PROBLEM TO SOLVE>
All of the records need to be retyped exactly, with no line dropped.

↓

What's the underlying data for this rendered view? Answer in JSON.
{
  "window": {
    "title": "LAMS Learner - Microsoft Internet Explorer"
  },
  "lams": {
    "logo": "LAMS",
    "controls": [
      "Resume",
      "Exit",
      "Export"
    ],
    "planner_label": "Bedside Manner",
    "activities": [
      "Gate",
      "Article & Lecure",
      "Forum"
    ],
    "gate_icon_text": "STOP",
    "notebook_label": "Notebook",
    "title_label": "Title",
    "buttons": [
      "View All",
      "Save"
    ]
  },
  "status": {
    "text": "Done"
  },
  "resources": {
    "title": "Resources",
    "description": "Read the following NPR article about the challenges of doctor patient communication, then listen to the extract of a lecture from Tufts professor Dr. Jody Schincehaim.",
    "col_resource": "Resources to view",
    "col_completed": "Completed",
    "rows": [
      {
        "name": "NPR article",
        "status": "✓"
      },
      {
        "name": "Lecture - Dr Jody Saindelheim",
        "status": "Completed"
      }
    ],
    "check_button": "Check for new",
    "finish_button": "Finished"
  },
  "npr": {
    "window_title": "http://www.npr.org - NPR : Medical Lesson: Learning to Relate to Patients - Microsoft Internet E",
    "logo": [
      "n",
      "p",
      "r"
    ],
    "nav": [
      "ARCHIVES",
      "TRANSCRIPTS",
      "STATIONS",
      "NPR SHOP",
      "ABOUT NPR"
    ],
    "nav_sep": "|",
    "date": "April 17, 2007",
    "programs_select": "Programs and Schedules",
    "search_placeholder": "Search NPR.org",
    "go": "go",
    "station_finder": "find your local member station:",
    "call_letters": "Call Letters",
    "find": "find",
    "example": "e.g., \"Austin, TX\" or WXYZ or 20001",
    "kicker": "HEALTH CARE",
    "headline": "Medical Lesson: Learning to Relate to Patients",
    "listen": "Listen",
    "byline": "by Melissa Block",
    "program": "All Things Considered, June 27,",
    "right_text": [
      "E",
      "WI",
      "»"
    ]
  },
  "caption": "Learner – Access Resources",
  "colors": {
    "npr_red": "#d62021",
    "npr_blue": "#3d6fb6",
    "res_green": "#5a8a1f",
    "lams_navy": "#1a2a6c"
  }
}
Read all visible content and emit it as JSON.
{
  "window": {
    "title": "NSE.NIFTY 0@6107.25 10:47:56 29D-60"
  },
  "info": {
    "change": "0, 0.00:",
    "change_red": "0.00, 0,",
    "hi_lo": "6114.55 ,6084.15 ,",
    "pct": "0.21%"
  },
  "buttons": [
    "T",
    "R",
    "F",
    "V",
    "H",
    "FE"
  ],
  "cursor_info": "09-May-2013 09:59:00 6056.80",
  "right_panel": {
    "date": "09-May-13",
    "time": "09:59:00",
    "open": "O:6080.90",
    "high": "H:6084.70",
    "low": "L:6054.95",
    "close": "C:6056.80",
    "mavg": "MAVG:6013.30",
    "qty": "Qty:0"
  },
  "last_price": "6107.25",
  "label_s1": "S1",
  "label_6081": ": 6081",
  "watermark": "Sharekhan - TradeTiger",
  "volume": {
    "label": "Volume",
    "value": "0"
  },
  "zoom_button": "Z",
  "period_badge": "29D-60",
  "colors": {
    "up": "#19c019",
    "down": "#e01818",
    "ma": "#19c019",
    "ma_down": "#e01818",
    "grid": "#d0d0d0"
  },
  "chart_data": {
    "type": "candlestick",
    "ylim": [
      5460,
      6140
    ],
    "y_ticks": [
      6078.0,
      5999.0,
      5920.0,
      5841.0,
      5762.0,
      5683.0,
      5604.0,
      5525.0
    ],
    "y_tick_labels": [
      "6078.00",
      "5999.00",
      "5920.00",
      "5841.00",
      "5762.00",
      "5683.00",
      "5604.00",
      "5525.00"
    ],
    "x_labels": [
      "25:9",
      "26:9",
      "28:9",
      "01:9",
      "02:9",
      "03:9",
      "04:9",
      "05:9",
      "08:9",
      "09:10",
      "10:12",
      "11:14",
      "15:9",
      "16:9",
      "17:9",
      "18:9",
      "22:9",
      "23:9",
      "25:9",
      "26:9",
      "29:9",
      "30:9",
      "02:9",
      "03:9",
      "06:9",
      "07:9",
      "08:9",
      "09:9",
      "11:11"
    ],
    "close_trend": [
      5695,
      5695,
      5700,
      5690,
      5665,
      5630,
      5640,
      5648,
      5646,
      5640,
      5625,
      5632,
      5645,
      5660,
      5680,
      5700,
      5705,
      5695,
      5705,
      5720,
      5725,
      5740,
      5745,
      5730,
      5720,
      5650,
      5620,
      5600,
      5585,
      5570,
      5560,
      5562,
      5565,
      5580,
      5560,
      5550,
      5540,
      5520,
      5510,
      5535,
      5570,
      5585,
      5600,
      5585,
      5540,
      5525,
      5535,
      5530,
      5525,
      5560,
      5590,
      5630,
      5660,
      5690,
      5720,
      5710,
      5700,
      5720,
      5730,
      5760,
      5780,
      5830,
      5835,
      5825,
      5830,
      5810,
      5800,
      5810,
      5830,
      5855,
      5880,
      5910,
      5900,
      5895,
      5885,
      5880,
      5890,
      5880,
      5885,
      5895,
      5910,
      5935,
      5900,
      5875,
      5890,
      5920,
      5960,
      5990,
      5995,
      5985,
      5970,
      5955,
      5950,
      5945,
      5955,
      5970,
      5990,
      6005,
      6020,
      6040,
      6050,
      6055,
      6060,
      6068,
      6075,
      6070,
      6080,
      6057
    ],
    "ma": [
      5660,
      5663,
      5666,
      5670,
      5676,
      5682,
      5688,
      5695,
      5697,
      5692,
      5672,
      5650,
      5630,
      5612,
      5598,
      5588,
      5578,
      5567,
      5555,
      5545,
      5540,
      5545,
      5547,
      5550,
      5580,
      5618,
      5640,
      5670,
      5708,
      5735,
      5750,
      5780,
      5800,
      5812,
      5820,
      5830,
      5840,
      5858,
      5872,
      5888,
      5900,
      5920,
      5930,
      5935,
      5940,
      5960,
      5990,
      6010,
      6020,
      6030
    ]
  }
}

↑

EXPECTED OUTPUT>
What's the underlying data for this rendered view? Answer in JSON.
{
  "window": {
    "title": "LAMS Learner - Microsoft Internet Explorer"
  },
  "lams": {
    "logo": "LAMS",
    "controls": [
      "Resume",
      "Exit",
      "Export"
    ],
    "planner_label": "Bedside Manner",
    "activities": [
      "Gate",
      "Article & Lecure",
      "Forum"
    ],
    "gate_icon_text": "STOP",
    "notebook_label": "Notebook",
    "title_label": "Title",
    "buttons": [
      "View All",
      "Save"
    ]
  },
  "status": {
    "text": "Done"
  },
  "resources": {
    "title": "Resources",
    "description": "Read the following NPR article about the challenges of doctor patient communication, then listen to the extract of a lecture from Tufts professor Dr. Jody Schincehaim.",
    "col_resource": "Resources to view",
    "col_completed": "Completed",
    "rows": [
      {
        "name": "NPR article",
        "status": "✓"
      },
      {
        "name": "Lecture - Dr Jody Saindelheim",
        "status": "Completed"
      }
    ],
    "check_button": "Check for new",
    "finish_button": "Finished"
  },
  "npr": {
    "window_title": "http://www.npr.org - NPR : Medical Lesson: Learning to Relate to Patients - Microsoft Internet E",
    "logo": [
      "n",
      "p",
      "r"
    ],
    "nav": [
      "ARCHIVES",
      "TRANSCRIPTS",
      "STATIONS",
      "NPR SHOP",
      "ABOUT NPR"
    ],
    "nav_sep": "|",
    "date": "April 17, 2007",
    "programs_select": "Programs and Schedules",
    "search_placeholder": "Search NPR.org",
    "go": "go",
    "station_finder": "find your local member station:",
    "call_letters": "Call Letters",
    "find": "find",
    "example": "e.g., \"Austin, TX\" or WXYZ or 20001",
    "kicker": "HEALTH CARE",
    "headline": "Medical Lesson: Learning to Relate to Patients",
    "listen": "Listen",
    "byline": "by Melissa Block",
    "program": "All Things Considered, June 27,",
    "right_text": [
      "E",
      "WI",
      "»"
    ]
  },
  "caption": "Learner – Access Resources",
  "colors": {
    "npr_red": "#d62021",
    "npr_blue": "#3d6fb6",
    "res_green": "#5a8a1f",
    "lams_navy": "#1a2a6c"
  }
}
Read all visible content and emit it as JSON.
{
  "window": {
    "title": "NSE.NIFTY 0@6107.25 10:47:56 29D-60"
  },
  "info": {
    "change": "0, 0.00:",
    "change_red": "0.00, 0,",
    "hi_lo": "6114.55 ,6084.15 ,",
    "pct": "0.21%"
  },
  "buttons": [
    "T",
    "R",
    "F",
    "V",
    "H",
    "FE"
  ],
  "cursor_info": "09-May-2013 09:59:00 6056.80",
  "right_panel": {
    "date": "09-May-13",
    "time": "09:59:00",
    "open": "O:6080.90",
    "high": "H:6084.70",
    "low": "L:6054.95",
    "close": "C:6056.80",
    "mavg": "MAVG:6013.30",
    "qty": "Qty:0"
  },
  "last_price": "6107.25",
  "label_s1": "S1",
  "label_6081": ": 6081",
  "watermark": "Sharekhan - TradeTiger",
  "volume": {
    "label": "Volume",
    "value": "0"
  },
  "zoom_button": "Z",
  "period_badge": "29D-60",
  "colors": {
    "up": "#19c019",
    "down": "#e01818",
    "ma": "#19c019",
    "ma_down": "#e01818",
    "grid": "#d0d0d0"
  },
  "chart_data": {
    "type": "candlestick",
    "ylim": [
      5460,
      6140
    ],
    "y_ticks": [
      6078.0,
      5999.0,
      5920.0,
      5841.0,
      5762.0,
      5683.0,
      5604.0,
      5525.0
    ],
    "y_tick_labels": [
      "6078.00",
      "5999.00",
      "5920.00",
      "5841.00",
      "5762.00",
      "5683.00",
      "5604.00",
      "5525.00"
    ],
    "x_labels": [
      "25:9",
      "26:9",
      "28:9",
      "01:9",
      "02:9",
      "03:9",
      "04:9",
      "05:9",
      "08:9",
      "09:10",
      "10:12",
      "11:14",
      "15:9",
      "16:9",
      "17:9",
      "18:9",
      "22:9",
      "23:9",
      "25:9",
      "26:9",
      "29:9",
      "30:9",
      "02:9",
      "03:9",
      "06:9",
      "07:9",
      "08:9",
      "09:9",
      "11:11"
    ],
    "close_trend": [
      5695,
      5695,
      5700,
      5690,
      5665,
      5630,
      5640,
      5648,
      5646,
      5640,
      5625,
      5632,
      5645,
      5660,
      5680,
      5700,
      5705,
      5695,
      5705,
      5720,
      5725,
      5740,
      5745,
      5730,
      5720,
      5650,
      5620,
      5600,
      5585,
      5570,
      5560,
      5562,
      5565,
      5580,
      5560,
      5550,
      5540,
      5520,
      5510,
      5535,
      5570,
      5585,
      5600,
      5585,
      5540,
      5525,
      5535,
      5530,
      5525,
      5560,
      5590,
      5630,
      5660,
      5690,
      5720,
      5710,
      5700,
      5720,
      5730,
      5760,
      5780,
      5830,
      5835,
      5825,
      5830,
      5810,
      5800,
      5810,
      5830,
      5855,
      5880,
      5910,
      5900,
      5895,
      5885,
      5880,
      5890,
      5880,
      5885,
      5895,
      5910,
      5935,
      5900,
      5875,
      5890,
      5920,
      5960,
      5990,
      5995,
      5985,
      5970,
      5955,
      5950,
      5945,
      5955,
      5970,
      5990,
      6005,
      6020,
      6040,
      6050,
      6055,
      6060,
      6068,
      6075,
      6070,
      6080,
      6057
    ],
    "ma": [
      5660,
      5663,
      5666,
      5670,
      5676,
      5682,
      5688,
      5695,
      5697,
      5692,
      5672,
      5650,
      5630,
      5612,
      5598,
      5588,
      5578,
      5567,
      5555,
      5545,
      5540,
      5545,
      5547,
      5550,
      5580,
      5618,
      5640,
      5670,
      5708,
      5735,
      5750,
      5780,
      5800,
      5812,
      5820,
      5830,
      5840,
      5858,
      5872,
      5888,
      5900,
      5920,
      5930,
      5935,
      5940,
      5960,
      5990,
      6010,
      6020,
      6030
    ]
  }
}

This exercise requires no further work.